Group project work for AUDE Summer School Class of 2022
Delegates will be assigned to groups on the first day of the residential, these groups will be the groups delegates will stay in for the duration on the summer school residential programme.
The Group Project works consists of:
- Working with colleagues from across the AUDE community
- Exploring key insights from the Summer School
- Enabling practical improvements to Institutional performance
Group Project – four territories to explore
1. Best Practices
Who are the exemplars within Higher Education, and beyond, and how have you engaged with them?
2. Institutional Application
What have you introduced or applied to your HEIs and what has been the impact so far?
3. Personal Learning
What have you learned from being part of this experience and what are you doing with these insights?
4. AUDE Recommendations
Based on your Group’s work, what are your recommendations and suggested actions for fellow AUDE colleagues?
Group Project Work - Deliverables and Deadlines
- Thursday morning; Brief overview of your Group’s next steps (6-7 mins)
- Friday 30 September 2022 - Summary of your Group’s Summer School highlights; what were your main insights and key takeaways (c.1200 words)
- Friday 18 November 2022 -Final report including outline of your Group Project; scope, impact, learning and further recommendations (c.3000 words plus final presentation at Reconnect)
- Wednesday 30 November 2022 - Cohort Reconnect and Group Presentations
- The Group considered to have best met the full brief will be invited to present their findings at the 2023 AUDE Annual Conference
This year AUDE are giving the groups a choice from two projects which are detailed below:
Data is the new challenge. The future of real estate management in Higher Education.
In the world of managing the HE estate, a growing number of decisions rely on data analysis. From assessing future space demands; impacts on space requirements on changes to pedagogy to managing utilities and improving space utilisation.
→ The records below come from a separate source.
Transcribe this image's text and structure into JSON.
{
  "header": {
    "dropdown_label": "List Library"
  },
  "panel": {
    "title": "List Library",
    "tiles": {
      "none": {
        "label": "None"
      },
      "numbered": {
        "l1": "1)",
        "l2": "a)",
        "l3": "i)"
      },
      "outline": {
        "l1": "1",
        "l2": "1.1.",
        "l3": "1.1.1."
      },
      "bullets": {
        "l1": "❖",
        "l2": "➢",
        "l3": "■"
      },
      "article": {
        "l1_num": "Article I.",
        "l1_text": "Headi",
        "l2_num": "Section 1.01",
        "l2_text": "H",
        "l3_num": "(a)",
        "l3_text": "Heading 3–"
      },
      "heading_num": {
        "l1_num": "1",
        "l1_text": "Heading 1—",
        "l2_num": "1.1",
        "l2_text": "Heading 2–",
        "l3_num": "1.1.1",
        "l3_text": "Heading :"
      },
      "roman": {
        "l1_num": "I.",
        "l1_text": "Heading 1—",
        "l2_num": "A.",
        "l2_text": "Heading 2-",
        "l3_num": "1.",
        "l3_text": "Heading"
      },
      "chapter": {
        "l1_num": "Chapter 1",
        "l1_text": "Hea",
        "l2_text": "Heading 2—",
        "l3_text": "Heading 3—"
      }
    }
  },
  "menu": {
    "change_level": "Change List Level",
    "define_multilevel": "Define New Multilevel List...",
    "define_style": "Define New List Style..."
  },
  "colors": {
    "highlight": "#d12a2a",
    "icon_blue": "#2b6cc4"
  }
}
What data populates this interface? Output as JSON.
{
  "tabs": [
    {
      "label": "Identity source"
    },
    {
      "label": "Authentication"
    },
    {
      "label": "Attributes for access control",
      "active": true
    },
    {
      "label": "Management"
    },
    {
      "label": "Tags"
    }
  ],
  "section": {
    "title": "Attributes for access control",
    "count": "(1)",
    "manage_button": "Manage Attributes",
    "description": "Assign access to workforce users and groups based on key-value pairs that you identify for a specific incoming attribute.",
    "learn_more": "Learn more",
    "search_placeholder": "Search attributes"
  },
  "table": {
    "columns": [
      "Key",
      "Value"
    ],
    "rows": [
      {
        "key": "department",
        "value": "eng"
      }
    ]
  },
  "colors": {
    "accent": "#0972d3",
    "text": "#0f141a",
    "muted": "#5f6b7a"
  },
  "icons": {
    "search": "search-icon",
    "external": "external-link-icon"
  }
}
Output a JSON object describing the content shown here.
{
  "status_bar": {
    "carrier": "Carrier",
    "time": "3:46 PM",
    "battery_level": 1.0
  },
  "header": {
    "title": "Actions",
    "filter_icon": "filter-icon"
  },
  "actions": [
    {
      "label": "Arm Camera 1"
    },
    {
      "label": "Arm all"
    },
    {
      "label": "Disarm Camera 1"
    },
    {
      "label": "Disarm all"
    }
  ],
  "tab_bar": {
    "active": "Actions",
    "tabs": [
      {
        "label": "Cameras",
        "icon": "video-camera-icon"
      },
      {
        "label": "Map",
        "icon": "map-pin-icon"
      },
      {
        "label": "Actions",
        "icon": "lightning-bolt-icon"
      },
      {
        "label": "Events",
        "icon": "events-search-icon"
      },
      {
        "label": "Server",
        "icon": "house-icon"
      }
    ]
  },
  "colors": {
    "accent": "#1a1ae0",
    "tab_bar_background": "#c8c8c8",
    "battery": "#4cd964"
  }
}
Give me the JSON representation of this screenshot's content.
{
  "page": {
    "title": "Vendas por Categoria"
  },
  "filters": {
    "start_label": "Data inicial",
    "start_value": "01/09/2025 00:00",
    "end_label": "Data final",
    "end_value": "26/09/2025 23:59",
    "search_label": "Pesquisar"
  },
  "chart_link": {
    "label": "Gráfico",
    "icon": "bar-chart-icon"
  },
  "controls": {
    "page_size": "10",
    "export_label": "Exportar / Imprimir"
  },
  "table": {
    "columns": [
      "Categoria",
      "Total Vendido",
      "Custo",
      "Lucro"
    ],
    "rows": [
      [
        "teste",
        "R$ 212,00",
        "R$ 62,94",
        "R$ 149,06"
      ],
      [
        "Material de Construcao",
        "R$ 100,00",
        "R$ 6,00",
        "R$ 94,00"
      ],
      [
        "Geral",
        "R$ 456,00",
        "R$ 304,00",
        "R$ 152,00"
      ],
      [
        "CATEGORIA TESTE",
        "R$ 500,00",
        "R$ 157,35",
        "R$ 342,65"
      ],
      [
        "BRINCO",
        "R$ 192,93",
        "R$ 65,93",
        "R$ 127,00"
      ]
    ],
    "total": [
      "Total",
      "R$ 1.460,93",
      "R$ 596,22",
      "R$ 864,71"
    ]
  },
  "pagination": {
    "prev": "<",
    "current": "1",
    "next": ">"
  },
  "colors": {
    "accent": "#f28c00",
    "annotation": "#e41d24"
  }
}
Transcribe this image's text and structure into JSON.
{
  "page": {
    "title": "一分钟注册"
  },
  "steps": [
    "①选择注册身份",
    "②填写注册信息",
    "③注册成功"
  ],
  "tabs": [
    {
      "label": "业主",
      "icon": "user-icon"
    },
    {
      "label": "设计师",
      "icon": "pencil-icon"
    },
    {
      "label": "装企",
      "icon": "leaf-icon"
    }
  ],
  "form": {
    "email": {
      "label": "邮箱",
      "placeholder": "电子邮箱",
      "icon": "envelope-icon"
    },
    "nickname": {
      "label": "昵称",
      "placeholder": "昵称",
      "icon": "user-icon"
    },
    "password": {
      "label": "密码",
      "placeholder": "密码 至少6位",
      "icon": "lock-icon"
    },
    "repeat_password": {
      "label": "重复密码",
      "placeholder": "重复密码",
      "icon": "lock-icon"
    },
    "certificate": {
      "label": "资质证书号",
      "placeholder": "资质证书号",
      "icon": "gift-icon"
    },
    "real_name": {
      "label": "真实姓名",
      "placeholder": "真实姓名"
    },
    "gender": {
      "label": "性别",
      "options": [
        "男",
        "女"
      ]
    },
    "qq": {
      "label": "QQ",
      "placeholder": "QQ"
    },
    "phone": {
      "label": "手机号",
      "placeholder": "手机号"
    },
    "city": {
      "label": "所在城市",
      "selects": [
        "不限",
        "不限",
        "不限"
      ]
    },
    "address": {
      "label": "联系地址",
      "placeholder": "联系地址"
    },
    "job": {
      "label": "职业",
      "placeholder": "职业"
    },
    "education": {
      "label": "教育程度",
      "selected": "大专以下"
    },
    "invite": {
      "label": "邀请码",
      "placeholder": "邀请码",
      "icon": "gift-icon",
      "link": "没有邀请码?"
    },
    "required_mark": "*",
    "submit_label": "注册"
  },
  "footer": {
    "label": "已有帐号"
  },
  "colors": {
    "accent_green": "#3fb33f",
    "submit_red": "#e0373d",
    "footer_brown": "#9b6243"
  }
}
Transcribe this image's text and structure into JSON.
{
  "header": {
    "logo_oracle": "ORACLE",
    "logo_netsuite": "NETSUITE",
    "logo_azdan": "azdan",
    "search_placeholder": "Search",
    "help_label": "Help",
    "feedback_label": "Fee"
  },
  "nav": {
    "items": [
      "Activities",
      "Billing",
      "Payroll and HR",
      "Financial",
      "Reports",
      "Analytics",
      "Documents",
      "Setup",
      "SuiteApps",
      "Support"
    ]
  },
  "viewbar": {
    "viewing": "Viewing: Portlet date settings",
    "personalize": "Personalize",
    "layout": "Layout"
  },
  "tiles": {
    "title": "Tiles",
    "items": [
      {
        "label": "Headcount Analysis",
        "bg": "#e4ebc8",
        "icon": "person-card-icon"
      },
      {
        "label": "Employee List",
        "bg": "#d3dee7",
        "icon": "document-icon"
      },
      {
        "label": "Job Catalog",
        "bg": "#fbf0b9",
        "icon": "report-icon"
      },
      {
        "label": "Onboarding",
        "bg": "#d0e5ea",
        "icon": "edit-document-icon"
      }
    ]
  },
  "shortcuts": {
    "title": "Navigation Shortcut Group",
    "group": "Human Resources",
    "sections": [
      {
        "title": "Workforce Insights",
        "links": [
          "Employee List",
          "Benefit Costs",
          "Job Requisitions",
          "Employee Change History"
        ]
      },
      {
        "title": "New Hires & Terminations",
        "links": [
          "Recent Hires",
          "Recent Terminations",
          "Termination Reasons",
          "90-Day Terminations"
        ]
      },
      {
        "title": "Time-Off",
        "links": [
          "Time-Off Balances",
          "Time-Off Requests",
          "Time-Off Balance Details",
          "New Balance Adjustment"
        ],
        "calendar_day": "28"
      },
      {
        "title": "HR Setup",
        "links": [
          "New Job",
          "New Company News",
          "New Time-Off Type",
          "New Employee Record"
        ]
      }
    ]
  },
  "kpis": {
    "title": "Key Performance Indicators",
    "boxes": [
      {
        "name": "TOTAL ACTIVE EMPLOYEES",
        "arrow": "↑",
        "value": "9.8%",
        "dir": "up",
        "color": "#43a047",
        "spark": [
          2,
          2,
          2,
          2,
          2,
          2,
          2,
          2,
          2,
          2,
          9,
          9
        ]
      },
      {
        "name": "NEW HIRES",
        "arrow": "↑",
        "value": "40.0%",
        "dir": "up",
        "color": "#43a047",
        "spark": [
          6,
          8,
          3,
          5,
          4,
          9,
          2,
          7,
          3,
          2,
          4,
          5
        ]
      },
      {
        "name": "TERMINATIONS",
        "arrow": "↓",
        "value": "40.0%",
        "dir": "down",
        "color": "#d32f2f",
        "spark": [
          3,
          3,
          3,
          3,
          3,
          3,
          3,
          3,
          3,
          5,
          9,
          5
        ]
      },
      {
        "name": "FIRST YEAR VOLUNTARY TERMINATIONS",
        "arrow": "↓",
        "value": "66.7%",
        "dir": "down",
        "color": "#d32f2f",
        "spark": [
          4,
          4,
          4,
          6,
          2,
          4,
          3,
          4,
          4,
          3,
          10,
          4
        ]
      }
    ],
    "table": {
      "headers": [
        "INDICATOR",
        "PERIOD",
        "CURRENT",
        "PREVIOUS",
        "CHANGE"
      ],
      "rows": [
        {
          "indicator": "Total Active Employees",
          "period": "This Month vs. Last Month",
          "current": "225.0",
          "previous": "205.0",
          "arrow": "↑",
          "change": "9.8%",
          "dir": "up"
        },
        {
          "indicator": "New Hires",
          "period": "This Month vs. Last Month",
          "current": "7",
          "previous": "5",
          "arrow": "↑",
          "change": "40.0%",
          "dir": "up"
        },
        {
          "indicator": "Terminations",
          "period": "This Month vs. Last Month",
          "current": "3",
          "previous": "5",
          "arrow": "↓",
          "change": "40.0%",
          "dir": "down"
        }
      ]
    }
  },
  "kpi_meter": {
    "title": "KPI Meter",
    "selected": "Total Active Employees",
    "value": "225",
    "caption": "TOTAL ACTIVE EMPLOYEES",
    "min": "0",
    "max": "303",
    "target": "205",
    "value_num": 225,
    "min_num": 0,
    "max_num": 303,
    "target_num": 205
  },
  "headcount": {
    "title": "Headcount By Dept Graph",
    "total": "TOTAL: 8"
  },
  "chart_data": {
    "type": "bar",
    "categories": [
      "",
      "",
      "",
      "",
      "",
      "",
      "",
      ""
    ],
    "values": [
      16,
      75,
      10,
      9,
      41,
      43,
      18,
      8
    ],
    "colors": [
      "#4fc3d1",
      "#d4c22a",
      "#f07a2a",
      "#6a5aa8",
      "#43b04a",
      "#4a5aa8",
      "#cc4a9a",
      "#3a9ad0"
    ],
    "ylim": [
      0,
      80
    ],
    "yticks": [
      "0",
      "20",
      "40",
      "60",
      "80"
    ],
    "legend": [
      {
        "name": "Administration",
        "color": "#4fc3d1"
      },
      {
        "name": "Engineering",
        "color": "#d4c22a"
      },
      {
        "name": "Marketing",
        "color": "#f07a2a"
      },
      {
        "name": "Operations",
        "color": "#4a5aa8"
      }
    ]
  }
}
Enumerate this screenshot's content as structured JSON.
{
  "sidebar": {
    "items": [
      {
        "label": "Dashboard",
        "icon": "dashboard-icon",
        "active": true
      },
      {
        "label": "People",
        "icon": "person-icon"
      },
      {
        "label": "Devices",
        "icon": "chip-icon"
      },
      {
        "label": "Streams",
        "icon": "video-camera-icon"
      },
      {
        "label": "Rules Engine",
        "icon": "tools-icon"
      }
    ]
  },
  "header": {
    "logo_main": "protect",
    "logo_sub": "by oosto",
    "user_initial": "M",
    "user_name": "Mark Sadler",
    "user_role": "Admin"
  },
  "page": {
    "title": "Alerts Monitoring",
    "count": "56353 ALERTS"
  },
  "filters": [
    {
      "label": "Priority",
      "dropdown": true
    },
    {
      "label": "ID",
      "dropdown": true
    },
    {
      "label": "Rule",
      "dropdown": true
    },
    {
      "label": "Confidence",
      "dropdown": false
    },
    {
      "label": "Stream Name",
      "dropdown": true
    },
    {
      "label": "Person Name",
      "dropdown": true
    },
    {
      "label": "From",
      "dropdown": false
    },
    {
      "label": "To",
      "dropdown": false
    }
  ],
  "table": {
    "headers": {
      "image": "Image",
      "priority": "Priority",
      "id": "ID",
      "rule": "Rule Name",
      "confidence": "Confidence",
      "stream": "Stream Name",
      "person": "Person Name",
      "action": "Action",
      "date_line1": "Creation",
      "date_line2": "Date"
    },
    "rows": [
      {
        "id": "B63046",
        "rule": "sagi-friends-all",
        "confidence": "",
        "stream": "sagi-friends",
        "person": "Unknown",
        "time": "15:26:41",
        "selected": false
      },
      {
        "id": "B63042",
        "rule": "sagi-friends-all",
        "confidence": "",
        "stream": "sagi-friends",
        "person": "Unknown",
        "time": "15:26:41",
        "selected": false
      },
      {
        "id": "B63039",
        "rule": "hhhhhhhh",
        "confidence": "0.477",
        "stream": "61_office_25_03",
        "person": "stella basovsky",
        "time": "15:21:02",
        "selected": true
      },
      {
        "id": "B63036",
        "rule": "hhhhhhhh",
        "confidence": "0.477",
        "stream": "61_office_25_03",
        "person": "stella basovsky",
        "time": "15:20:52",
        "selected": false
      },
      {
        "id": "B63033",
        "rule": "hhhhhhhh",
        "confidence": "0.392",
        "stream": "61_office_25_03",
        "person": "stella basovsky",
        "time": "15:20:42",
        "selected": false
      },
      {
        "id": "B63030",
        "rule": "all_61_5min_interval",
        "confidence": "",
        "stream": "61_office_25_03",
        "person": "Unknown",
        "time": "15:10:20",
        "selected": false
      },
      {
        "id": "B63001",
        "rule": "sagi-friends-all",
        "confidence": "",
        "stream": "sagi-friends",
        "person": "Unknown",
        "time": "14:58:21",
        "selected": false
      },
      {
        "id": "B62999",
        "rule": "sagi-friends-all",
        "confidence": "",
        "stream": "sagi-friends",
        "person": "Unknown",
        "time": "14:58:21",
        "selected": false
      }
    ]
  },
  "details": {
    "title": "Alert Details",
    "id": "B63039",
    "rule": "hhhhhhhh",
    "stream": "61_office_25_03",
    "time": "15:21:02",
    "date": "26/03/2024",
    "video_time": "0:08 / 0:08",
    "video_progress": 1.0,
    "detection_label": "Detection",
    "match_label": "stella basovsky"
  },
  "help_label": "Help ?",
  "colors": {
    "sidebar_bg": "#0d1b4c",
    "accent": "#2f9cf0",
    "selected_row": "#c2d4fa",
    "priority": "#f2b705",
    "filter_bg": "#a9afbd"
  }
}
The use of analytics can lead to smarter decisions about future estates developments and costs.
Considering all the data that the real estate operations and its users generate, it seems likely that big data processing will require the development of an internal expertise within the Estates Team or the contracting in of a specialise provider.
In this project you can explore how the sector is responding to the new challenge of big data and how it is being applied already by seeking out best practice. Examples may also be found in other real estate sectors.
Potential areas to explore could include:
- Robotics - Between rising payroll and improving automation, robotics is becoming an attractive alternative to labour-intensive services.
- Augmented and virtual reality - Wearables and AR/VR devices are a significant driver of innovation in facilities management – especially when it comes to the mobile workforce.
- Sensor technology - Sensors form the foundation of data-driven real estate services. They’ve become widely available, with prices about half of what they were just five years ago. Sensors can free providers from rigid processes, enabling them to adapt their services on an as-needed basis.
- Internet of Things - The Internet of Things (IoT) is made up of everyday objects embedded with sensors and other technology that allow them to pick up data and pass it on to other objects. For instance, that intelligent climate control system mentioned earlier might also detect debris and deploy housekeeping robots for cleaning.
- Building information modelling - Building information modelling (BIM) uses 3D models to show what a facility looks like and how it functions. This digitized construction offers a way to complete construction projects more efficiently, keeping them within the specified timeframe and budget.
Keys to addressing diversity, equity and inclusion in the UK Higher Education real estate.
As the world continues to grapple with the realities of racism and injustice brought most recently to the spotlight by the murder of George Floyd in the United States, many in the real estate industry are looking inward and acknowledging that there is work to be done to heal and support our own communities, while best representing the industry. The Higher Education sector in the UK is not immune to these global challenges and should seek to address the issues in a systematic and timely way.
In this project you can explore how the sector is responding the challenges of implementing EDI in our operations and seeking out best practice which is being applied in our own sector but also in other real estate sectors.
Areas to explore could include:
- Creating an inclusive environment –Higher education institutions have a legal duty to protect their staff and students from discrimination and harassment and to foster good relations between different groups of people with protected characteristics. How are Estates and Facilities departments contributing to institutional compliance?
- Employment and Careers in Estates and Facilities – Recruitment and selection processes can have a significant impact on how external recruitment and internal career pathways are managed. What best practice policies and practices are in place that removes barriers to progression in Estates and Facilities?
- Terms and Conditions – what best practices are there that don’t discriminate and facilitate an inclusive working environment?
- Data and Evidence – what best practice can be identified where Estates and Facilities departments are using equality data to identified areas for action and to show trended progress?